Required action
Each line in the records that mentions the word "data" needs to be listed.

─── Record set ───

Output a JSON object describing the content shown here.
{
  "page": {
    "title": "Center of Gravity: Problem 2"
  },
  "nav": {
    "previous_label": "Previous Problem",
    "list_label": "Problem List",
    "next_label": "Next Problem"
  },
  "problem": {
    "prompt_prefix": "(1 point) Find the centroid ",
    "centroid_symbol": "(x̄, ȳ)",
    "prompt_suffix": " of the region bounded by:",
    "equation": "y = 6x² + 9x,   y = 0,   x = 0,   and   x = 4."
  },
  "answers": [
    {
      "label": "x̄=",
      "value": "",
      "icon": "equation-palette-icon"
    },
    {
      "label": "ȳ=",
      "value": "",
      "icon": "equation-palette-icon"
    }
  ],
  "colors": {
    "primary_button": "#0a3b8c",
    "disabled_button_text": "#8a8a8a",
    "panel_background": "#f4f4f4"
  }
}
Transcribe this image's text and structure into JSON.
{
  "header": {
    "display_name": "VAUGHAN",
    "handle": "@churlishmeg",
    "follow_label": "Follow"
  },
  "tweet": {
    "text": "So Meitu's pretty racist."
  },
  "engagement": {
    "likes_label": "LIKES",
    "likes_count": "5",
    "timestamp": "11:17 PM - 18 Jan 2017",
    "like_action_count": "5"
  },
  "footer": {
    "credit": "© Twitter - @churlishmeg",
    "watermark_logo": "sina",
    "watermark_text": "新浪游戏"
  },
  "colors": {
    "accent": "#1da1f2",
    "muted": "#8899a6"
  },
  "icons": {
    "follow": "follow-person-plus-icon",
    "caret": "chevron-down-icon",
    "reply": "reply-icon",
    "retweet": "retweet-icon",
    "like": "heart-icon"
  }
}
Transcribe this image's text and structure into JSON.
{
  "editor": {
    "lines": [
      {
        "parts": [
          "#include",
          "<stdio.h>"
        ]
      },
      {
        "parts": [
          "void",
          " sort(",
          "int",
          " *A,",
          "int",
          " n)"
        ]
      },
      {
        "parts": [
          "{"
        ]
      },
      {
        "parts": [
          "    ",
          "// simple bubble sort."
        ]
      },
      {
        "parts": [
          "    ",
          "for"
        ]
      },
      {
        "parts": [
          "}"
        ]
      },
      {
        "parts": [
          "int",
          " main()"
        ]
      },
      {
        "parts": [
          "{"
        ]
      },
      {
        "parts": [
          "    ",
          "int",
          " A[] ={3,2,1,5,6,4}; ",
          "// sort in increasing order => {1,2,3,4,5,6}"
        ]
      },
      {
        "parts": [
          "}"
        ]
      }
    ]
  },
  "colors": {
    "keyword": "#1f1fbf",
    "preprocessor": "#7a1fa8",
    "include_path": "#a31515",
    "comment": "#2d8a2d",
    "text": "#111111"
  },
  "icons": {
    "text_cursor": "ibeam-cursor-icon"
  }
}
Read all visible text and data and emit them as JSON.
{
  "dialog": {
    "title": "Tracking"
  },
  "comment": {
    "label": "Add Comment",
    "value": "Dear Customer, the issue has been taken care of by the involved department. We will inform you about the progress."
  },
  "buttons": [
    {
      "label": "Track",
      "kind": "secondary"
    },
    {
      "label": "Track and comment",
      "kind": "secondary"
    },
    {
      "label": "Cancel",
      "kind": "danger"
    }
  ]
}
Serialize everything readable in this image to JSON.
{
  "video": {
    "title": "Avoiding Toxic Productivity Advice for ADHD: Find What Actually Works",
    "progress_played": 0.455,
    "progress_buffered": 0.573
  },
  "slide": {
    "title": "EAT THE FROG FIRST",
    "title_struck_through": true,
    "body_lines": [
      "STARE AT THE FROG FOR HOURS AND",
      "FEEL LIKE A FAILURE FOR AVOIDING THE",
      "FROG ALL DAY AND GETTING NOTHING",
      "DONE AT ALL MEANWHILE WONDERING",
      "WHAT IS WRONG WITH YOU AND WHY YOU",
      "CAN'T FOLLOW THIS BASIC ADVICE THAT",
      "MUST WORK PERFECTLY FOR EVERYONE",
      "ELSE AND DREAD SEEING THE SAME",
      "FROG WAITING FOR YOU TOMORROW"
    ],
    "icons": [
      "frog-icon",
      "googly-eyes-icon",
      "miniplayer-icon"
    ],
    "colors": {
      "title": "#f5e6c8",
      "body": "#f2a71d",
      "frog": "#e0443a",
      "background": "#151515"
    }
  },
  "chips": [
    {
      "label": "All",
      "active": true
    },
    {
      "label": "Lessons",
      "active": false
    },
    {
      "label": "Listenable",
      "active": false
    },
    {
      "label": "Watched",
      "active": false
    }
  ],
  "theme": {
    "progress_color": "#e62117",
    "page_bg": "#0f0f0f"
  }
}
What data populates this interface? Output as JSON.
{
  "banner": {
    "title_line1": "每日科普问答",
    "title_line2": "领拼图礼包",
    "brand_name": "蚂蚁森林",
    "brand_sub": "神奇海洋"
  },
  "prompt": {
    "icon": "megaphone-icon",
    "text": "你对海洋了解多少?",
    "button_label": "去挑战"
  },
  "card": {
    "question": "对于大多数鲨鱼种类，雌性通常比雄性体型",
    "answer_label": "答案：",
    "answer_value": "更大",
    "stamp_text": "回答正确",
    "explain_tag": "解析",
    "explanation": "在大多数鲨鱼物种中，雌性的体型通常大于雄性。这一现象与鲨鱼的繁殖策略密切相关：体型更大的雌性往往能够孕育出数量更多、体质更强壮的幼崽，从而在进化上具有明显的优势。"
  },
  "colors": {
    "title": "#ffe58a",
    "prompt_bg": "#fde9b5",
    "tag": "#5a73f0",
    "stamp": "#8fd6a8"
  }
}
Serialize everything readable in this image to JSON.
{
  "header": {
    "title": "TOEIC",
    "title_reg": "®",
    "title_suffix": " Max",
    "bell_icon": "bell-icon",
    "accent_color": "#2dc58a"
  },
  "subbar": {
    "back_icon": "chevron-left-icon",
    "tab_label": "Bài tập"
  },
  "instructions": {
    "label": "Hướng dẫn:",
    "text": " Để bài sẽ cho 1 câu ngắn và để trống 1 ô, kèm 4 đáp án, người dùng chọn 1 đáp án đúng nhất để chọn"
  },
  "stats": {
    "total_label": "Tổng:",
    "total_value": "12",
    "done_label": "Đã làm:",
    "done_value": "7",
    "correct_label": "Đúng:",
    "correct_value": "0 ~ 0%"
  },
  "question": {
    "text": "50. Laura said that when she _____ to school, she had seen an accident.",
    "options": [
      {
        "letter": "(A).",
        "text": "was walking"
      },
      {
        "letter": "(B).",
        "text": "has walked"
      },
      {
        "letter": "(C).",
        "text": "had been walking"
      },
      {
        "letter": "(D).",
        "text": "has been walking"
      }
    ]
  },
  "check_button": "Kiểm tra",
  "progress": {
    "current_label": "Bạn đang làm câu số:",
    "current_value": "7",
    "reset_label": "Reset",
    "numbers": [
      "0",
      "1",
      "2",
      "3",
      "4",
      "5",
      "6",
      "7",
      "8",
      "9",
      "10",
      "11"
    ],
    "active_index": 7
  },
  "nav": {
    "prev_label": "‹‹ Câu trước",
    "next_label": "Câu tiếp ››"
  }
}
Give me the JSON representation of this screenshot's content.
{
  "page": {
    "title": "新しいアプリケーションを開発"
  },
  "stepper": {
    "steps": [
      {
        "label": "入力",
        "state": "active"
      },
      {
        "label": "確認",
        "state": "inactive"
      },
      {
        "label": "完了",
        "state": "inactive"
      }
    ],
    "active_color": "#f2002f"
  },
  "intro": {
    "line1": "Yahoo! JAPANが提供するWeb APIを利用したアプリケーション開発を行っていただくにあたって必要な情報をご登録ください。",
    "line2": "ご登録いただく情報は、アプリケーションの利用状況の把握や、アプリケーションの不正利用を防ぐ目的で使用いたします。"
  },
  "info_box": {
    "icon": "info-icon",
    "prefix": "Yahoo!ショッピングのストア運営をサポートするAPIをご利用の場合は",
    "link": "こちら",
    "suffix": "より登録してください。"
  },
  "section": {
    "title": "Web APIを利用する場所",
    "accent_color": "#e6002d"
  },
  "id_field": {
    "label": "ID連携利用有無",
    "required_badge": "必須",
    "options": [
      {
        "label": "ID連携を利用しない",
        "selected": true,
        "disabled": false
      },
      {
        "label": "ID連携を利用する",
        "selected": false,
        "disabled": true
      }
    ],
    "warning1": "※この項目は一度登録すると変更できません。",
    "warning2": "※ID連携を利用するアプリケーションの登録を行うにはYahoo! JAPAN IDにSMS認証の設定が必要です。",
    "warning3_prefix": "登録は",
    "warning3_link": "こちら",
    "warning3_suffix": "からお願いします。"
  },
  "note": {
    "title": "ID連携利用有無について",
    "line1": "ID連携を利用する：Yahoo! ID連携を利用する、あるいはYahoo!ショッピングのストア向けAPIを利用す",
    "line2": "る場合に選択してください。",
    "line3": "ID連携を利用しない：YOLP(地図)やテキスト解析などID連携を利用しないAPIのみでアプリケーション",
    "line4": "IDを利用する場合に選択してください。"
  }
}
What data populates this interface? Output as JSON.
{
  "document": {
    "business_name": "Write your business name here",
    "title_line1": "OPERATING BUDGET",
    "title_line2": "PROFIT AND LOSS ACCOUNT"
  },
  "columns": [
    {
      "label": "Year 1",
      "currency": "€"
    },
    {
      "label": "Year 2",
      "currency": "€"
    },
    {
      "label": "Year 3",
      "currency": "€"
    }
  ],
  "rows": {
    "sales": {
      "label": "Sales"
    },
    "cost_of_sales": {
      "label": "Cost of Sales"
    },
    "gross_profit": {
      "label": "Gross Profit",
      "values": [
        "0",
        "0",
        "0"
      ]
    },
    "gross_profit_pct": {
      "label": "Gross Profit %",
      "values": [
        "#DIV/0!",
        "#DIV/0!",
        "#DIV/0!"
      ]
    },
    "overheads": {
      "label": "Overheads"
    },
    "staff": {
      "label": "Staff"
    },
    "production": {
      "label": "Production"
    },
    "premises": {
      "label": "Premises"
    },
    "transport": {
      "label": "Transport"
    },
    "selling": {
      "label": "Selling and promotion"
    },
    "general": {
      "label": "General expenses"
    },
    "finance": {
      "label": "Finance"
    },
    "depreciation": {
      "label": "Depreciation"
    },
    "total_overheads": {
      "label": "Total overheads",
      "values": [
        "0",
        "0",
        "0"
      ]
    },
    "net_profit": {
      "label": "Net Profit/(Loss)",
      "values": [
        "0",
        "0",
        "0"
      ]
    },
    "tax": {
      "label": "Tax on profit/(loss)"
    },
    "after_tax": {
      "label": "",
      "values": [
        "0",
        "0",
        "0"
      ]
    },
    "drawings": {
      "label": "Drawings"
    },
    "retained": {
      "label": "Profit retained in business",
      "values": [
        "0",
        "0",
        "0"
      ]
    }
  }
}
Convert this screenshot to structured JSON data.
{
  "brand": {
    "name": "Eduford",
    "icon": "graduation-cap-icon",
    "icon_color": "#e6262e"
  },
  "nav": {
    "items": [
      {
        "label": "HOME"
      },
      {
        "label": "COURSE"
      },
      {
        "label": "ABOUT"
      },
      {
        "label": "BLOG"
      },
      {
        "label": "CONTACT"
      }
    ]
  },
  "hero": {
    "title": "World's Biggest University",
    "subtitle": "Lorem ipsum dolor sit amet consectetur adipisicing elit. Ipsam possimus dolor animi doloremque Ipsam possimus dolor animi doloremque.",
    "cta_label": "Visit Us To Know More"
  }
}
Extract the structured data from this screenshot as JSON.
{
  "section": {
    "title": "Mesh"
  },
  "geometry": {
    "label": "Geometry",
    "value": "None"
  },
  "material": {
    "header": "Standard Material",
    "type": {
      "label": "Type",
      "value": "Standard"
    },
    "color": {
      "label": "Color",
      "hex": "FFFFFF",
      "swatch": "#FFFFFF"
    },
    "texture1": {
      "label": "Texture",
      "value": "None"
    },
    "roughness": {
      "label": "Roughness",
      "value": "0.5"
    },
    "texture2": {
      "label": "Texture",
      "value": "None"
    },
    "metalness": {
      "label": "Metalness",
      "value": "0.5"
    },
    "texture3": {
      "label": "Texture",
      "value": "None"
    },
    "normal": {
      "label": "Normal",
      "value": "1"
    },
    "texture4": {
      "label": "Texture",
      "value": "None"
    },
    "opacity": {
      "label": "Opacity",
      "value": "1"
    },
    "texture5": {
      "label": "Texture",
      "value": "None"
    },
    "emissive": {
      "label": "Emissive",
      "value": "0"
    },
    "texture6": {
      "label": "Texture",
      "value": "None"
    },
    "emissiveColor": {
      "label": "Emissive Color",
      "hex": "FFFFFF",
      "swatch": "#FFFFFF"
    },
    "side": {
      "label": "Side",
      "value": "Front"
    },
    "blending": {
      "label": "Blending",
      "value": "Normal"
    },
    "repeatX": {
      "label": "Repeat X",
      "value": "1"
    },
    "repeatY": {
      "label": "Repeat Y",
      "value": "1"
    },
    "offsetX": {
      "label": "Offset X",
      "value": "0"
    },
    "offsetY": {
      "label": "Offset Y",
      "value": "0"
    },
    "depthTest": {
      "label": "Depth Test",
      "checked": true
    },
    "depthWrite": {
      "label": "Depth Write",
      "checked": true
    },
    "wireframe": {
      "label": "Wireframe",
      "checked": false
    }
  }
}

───

Task solution
Read all visible text and data and emit them as JSON.
What data populates this interface? Output as JSON.
What data populates this interface? Output as JSON.
Convert this screenshot to structured JSON data.
Extract the structured data from this screenshot as JSON.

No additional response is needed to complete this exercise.